§ **Dataset rows for apps and sites**:
_ _ _

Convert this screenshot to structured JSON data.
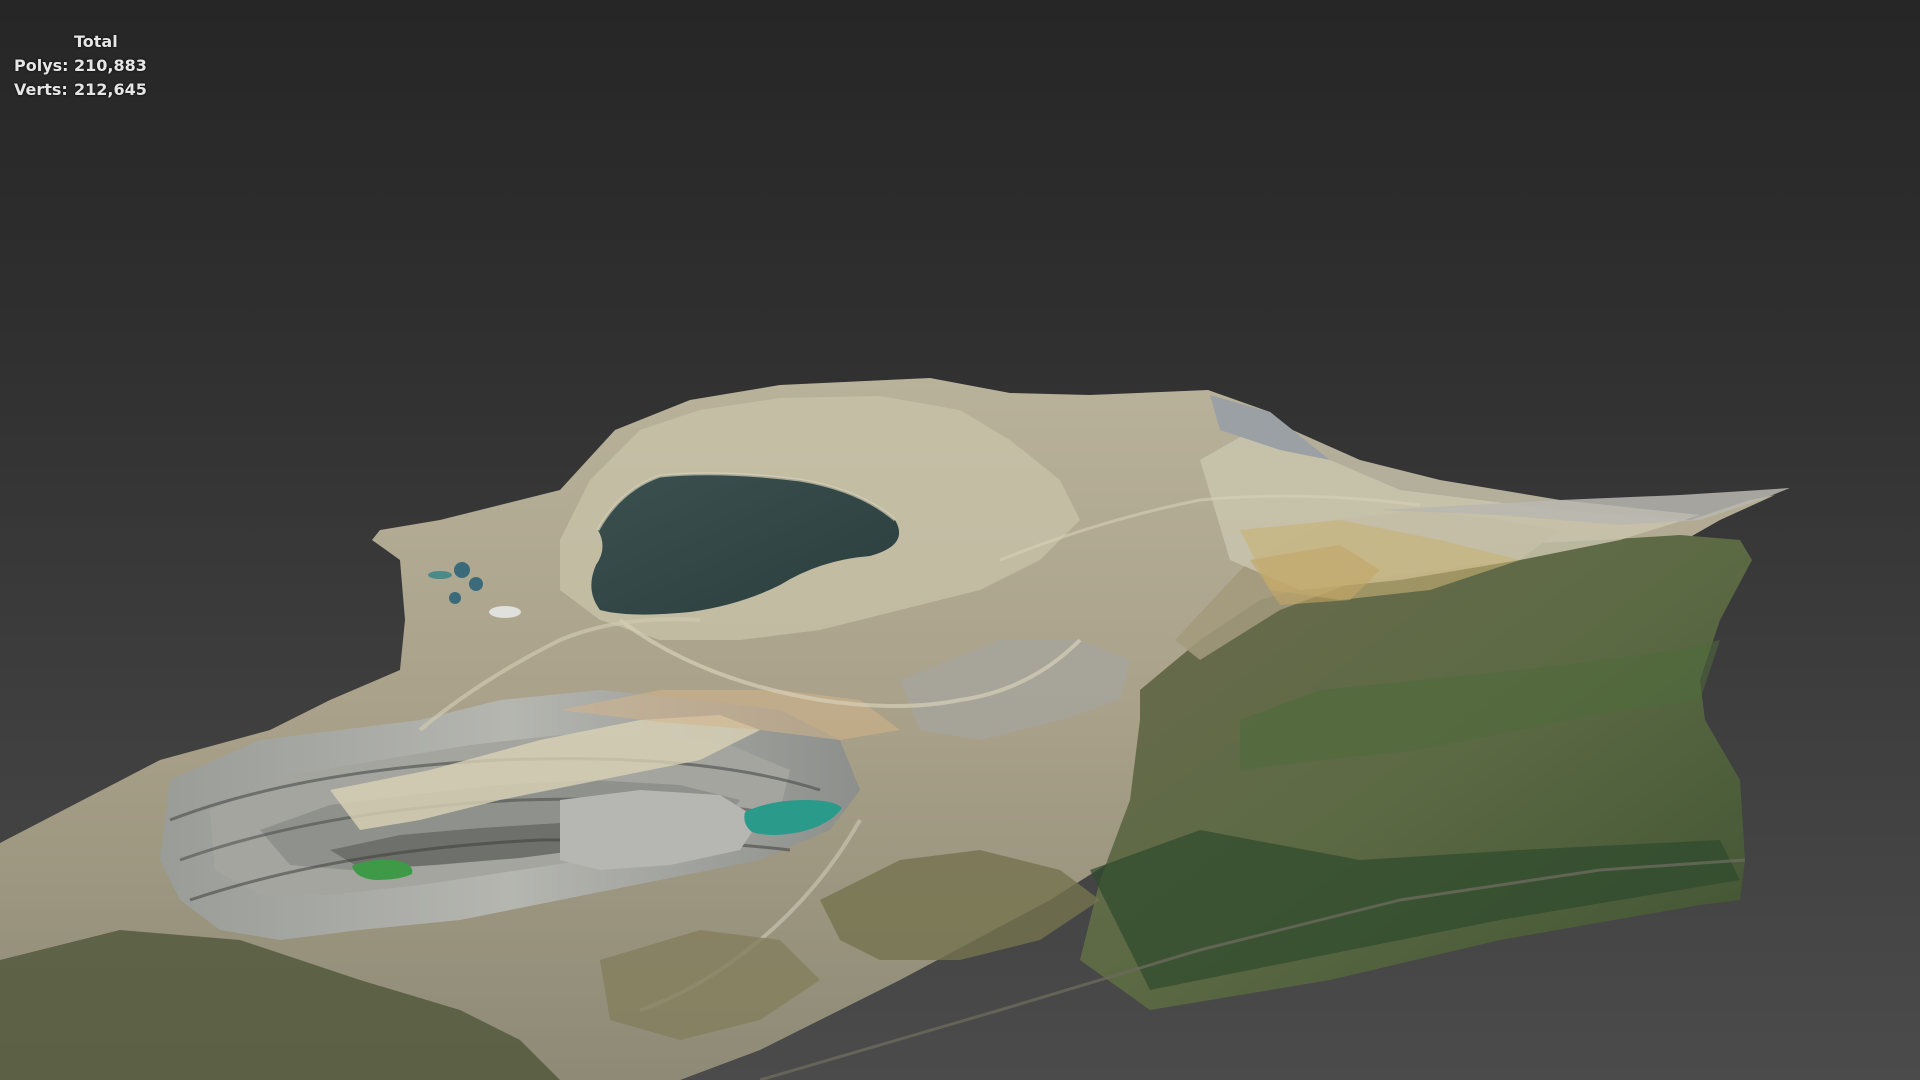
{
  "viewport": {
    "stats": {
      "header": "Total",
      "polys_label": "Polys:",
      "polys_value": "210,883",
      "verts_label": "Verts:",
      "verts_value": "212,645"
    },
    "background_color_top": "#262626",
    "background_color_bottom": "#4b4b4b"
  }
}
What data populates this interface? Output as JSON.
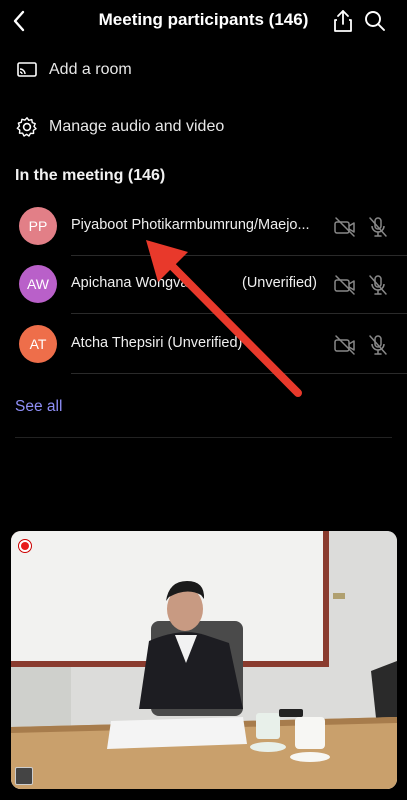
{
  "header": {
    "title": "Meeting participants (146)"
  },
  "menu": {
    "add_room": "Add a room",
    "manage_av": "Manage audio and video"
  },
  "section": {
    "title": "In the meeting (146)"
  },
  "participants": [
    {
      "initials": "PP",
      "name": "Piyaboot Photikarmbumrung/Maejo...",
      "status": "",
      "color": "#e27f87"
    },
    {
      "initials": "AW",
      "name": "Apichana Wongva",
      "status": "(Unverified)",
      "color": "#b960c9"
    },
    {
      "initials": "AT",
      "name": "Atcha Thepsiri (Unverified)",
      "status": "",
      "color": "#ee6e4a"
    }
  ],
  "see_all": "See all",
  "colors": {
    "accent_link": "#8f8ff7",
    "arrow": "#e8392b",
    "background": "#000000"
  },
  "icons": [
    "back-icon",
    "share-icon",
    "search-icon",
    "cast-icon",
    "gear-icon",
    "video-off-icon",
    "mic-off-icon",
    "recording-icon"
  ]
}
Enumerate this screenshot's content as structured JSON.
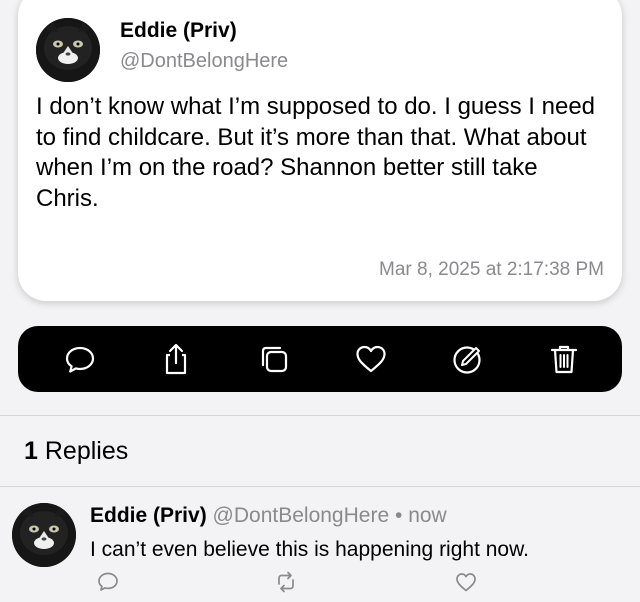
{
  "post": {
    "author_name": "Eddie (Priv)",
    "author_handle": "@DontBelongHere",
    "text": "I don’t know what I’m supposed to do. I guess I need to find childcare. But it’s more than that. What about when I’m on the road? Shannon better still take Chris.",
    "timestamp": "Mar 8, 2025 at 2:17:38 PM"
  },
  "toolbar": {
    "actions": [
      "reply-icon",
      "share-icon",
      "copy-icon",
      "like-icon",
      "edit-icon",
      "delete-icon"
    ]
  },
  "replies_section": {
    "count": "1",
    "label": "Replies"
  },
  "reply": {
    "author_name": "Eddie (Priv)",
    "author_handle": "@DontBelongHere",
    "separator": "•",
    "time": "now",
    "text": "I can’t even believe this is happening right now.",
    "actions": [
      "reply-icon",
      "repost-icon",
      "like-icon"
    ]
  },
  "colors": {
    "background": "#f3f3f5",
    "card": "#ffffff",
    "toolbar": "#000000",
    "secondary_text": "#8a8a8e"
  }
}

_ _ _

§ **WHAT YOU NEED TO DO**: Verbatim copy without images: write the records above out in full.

§ **ANSWER TO THIS PROBLEM**:
Convert this screenshot to structured JSON data.
{
  "viewport": {
    "stats": {
      "header": "Total",
      "polys_label": "Polys:",
      "polys_value": "210,883",
      "verts_label": "Verts:",
      "verts_value": "212,645"
    },
    "background_color_top": "#262626",
    "background_color_bottom": "#4b4b4b"
  }
}
What data populates this interface? Output as JSON.
{
  "header": {
    "title": "Meeting participants (146)"
  },
  "menu": {
    "add_room": "Add a room",
    "manage_av": "Manage audio and video"
  },
  "section": {
    "title": "In the meeting (146)"
  },
  "participants": [
    {
      "initials": "PP",
      "name": "Piyaboot Photikarmbumrung/Maejo...",
      "status": "",
      "color": "#e27f87"
    },
    {
      "initials": "AW",
      "name": "Apichana Wongva",
      "status": "(Unverified)",
      "color": "#b960c9"
    },
    {
      "initials": "AT",
      "name": "Atcha Thepsiri (Unverified)",
      "status": "",
      "color": "#ee6e4a"
    }
  ],
  "see_all": "See all",
  "colors": {
    "accent_link": "#8f8ff7",
    "arrow": "#e8392b",
    "background": "#000000"
  },
  "icons": [
    "back-icon",
    "share-icon",
    "search-icon",
    "cast-icon",
    "gear-icon",
    "video-off-icon",
    "mic-off-icon",
    "recording-icon"
  ]
}
Enumerate this screenshot's content as structured JSON.
{
  "post": {
    "author_name": "Eddie (Priv)",
    "author_handle": "@DontBelongHere",
    "text": "I don’t know what I’m supposed to do. I guess I need to find childcare. But it’s more than that. What about when I’m on the road? Shannon better still take Chris.",
    "timestamp": "Mar 8, 2025 at 2:17:38 PM"
  },
  "toolbar": {
    "actions": [
      "reply-icon",
      "share-icon",
      "copy-icon",
      "like-icon",
      "edit-icon",
      "delete-icon"
    ]
  },
  "replies_section": {
    "count": "1",
    "label": "Replies"
  },
  "reply": {
    "author_name": "Eddie (Priv)",
    "author_handle": "@DontBelongHere",
    "separator": "•",
    "time": "now",
    "text": "I can’t even believe this is happening right now.",
    "actions": [
      "reply-icon",
      "repost-icon",
      "like-icon"
    ]
  },
  "colors": {
    "background": "#f3f3f5",
    "card": "#ffffff",
    "toolbar": "#000000",
    "secondary_text": "#8a8a8e"
  }
}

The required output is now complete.